Growing up, we were intimately familiar with the concept of “sin.” We knew the biggies—the ones we would never commit, but could gain a certain amount of satisfaction realizing we weren’t that bad:
4) Sex with farm animals.
There was the category of sins we didn’t want to do, but did anyway to avoid problems:
2) Cheat on a test.
And finally there were sins we wanted to do, but knew we shouldn’t:
1) Disobey our parents.
2) Not share our toys.
3) Go to Movie theaters.
4) Get to second base.
We were taught the reason we sinned is because…(and this is obvious)…sinning was fun. It was what our [sin] nature wanted to do. No one sinned because they had to, or did it reluctantly. We did it because it was such a temptation to do the thing our very being craved most at the moment.

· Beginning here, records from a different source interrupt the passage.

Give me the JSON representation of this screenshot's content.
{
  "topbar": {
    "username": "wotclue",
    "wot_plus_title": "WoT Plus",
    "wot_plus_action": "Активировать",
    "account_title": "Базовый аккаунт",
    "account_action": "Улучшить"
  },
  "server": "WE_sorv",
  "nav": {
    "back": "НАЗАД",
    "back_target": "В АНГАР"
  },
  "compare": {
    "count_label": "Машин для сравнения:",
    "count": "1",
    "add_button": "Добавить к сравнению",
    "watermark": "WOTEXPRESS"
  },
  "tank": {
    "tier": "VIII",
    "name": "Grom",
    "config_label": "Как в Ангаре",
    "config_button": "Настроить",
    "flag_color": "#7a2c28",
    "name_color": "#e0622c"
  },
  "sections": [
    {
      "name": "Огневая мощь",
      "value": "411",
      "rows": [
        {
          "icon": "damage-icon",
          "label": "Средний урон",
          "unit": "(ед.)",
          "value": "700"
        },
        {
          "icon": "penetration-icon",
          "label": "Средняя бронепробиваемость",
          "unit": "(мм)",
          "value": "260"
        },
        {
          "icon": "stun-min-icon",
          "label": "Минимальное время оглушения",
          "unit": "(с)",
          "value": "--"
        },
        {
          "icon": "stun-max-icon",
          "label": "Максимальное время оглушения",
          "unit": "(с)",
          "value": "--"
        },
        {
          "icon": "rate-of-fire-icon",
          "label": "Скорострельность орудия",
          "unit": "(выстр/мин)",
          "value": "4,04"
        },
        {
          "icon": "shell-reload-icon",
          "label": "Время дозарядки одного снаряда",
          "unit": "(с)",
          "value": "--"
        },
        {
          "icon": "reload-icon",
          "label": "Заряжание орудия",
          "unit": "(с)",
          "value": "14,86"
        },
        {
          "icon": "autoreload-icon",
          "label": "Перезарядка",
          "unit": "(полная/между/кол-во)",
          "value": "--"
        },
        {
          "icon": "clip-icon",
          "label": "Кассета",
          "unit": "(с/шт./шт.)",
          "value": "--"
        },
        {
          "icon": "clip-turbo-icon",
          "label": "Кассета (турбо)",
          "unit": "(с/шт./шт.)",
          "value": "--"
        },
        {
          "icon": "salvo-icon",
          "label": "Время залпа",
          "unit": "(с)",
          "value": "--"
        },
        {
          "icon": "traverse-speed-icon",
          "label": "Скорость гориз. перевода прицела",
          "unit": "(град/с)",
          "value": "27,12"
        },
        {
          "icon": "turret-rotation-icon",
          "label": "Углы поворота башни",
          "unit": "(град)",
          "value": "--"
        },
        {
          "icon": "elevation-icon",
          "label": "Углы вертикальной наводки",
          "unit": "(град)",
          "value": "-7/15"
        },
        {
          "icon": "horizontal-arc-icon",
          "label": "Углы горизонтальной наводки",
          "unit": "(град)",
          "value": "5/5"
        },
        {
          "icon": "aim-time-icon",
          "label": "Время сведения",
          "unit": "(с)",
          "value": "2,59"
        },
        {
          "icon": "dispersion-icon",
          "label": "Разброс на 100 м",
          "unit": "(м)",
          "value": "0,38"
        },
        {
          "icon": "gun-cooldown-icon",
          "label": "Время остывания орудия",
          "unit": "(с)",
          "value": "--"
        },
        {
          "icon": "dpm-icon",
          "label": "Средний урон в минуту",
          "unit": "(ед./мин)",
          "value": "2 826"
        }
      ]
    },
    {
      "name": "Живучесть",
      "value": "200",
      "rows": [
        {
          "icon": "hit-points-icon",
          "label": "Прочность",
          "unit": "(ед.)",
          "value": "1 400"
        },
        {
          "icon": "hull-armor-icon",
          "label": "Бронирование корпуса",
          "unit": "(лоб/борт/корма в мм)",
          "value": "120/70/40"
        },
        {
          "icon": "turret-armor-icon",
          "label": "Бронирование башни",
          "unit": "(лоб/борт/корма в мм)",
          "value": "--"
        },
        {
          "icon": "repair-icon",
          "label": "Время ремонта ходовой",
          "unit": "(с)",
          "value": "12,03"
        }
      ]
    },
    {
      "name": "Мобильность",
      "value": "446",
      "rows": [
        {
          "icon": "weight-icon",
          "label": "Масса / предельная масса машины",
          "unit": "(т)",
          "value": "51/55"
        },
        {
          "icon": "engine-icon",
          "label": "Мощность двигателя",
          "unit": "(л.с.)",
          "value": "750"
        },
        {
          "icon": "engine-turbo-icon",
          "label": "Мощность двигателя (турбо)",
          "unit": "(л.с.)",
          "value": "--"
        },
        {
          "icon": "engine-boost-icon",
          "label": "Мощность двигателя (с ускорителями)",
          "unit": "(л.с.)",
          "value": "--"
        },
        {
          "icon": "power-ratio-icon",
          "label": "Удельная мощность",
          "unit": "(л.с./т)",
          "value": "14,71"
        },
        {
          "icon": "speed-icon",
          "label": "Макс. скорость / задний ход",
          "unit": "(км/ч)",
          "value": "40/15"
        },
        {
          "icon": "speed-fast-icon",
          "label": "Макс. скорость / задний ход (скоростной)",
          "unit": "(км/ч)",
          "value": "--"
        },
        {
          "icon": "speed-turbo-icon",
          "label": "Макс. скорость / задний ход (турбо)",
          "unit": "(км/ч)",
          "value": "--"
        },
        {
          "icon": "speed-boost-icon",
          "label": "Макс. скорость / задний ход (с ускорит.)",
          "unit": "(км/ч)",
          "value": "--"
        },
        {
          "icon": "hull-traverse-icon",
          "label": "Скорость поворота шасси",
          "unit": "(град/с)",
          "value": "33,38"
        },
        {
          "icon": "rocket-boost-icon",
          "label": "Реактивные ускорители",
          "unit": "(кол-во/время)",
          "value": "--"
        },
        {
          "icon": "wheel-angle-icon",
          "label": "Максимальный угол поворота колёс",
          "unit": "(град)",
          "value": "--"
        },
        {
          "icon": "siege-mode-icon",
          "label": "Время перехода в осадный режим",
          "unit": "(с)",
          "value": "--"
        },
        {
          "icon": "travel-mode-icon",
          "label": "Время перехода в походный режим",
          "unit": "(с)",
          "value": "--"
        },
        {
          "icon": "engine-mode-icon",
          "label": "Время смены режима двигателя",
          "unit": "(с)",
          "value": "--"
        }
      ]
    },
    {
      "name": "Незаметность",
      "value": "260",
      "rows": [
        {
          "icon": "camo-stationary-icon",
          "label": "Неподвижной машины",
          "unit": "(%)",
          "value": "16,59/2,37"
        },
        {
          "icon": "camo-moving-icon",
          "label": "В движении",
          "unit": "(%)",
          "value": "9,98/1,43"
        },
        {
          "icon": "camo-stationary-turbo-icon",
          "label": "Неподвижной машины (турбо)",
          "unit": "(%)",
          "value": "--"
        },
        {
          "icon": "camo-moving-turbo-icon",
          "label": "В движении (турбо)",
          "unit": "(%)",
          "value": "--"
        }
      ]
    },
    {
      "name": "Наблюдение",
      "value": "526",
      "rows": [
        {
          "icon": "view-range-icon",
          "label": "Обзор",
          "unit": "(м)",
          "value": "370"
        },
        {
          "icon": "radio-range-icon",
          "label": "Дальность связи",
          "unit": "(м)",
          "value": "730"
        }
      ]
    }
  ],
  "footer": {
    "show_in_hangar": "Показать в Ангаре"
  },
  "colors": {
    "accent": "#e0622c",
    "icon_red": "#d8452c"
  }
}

We sinned because we liked it. (Not the big ones, of course. No one was allowed to enjoy those!)
We were also taught over and over how sin was a disappointment to God. Yes, our sins were covered by Jesus’ blood or atoned for or paid for by His death or _______ [insert appropriate Christian platitude] and we wouldn’t lose our salvation just because we didn’t clean our room when Mom asked us to. Yet every time we sinned—we were repeatedly informed—this hurt God. This bothered God. Jesus cried tears ‘cause we wanted to kiss before we were engaged.
Nobody wants to be a disappointment to their parents. We don’t want to hear the “Sigh” and see the long look on their face. This drives a stake of guilt right into the child’s heart. Even worse, we were disappointing God—the one who loved us, and died for us. Imagine how big His “sigh” would be, and how long His face could get!
And so we entered a cycle:
1) Be tempted by sin.
2) Say “no.”
3) Try not thinking about the sin.
4) Think about the sin.
5) Say “no” again.
6) Think about the sin.
7) Ask God to take away the temptation.
8) Think about the sin.
9) Remember the guilt you felt last time.
10) Say “no” again.
11) Remember the fun you had last time.
12) Justify doing it just this once.
14) Now the fun is over, feel terribly guilty!
15) Ask forgiveness for the sin.
16) Vow to never sin again.
17) Go back to step 1.
We lived in an almost constant state of wrestling between wanting to sin and not wanting to sin and feeling guilty about sinning and talking about the sins we shouldn’t commit and thinking about sin. This creates a bit of inner turmoil, as you can imagine.
Then we would look at non-believers. We understood their conscience had been suppressed. Muted in some way. They didn’t feel quite the same guilt as we did when we sinned. In fact, one of the mandatory, necessary steps in converting the non-believer was to make them recognize they were sinning! If they didn’t realize they were disobeying God; they would never see their need for God to save them from disappointing God.
We also understood that deep, deep down, they secretly knew there was a God. That there were higher morals they should be following. (See Romans 1 & 2.) What we needed to do was reach past that guilt-free sinful exterior and pull those feelings out, so they could see how bad they were.
In other words, we needed them to feel the same guilt and turmoil we did when it comes to sinning.
Realize we were not envious of the non-believer for their non-guilt feelings. Oh, no—we pitied them. They were going to eternal torment in hell; who envies that? They were angering the creator of the universe; who wants to be in that position? We were light; they were darkness. We were salt; they were tasteless. We were fruit; they were despair. Every good analogy (life, light, salt) we were; every bad analogy (death, darkness, eventual agony) they were.
We felt empathy with the non-believer. We fought with and desired to reduce those inner battles over sin; we assumed they did at one time as well. We simply figured they took the wrong route. We faced up to our demons, and (with God’s help) continued to war against the evil sin nature. They had succumbed to it by claiming there is no God. Or that there are no morals. Or believing in the wrong, namby-pamby type God.
This is why many believers tell us deconverts we stopped believing in God so we could sin; it makes perfectly logical sense to the believer. They want to stop the inner discomfort; they assume we do as well. They think not believing in God will do so; they presume this is the choice we made to suppress the internal feud. “Remove God from the picture and one no longer has to feel guilty about disappointing God,” is how they reason.
They think we are convinced in the theory of evolution because it gives us an excuse to sin. They think we find contradictions in the Bible to allow us to sin. They think we look for any excuse in the world to disbelieve Jesus walked on water so we can cheat on our taxes without the same feelings of guilt the believer has.
This is why telling these types of believers we deconverted because of evidence and reasoning is a waste of time. They have already transferred their own motivations and desires on us. They believe we think just like they do, and the only reason they can possibly see for giving up God is to sin.
I wonder if this is why atheist-to-Christian stories often include tales of sinning, but feeling terrible about it. This is exactly the stereotype many Christians have in their mind regarding non-believers. It fits perfectly. That the only reason we don’t believe is to avoid the inner conflict the believer so righteously engages when wrestling with sin.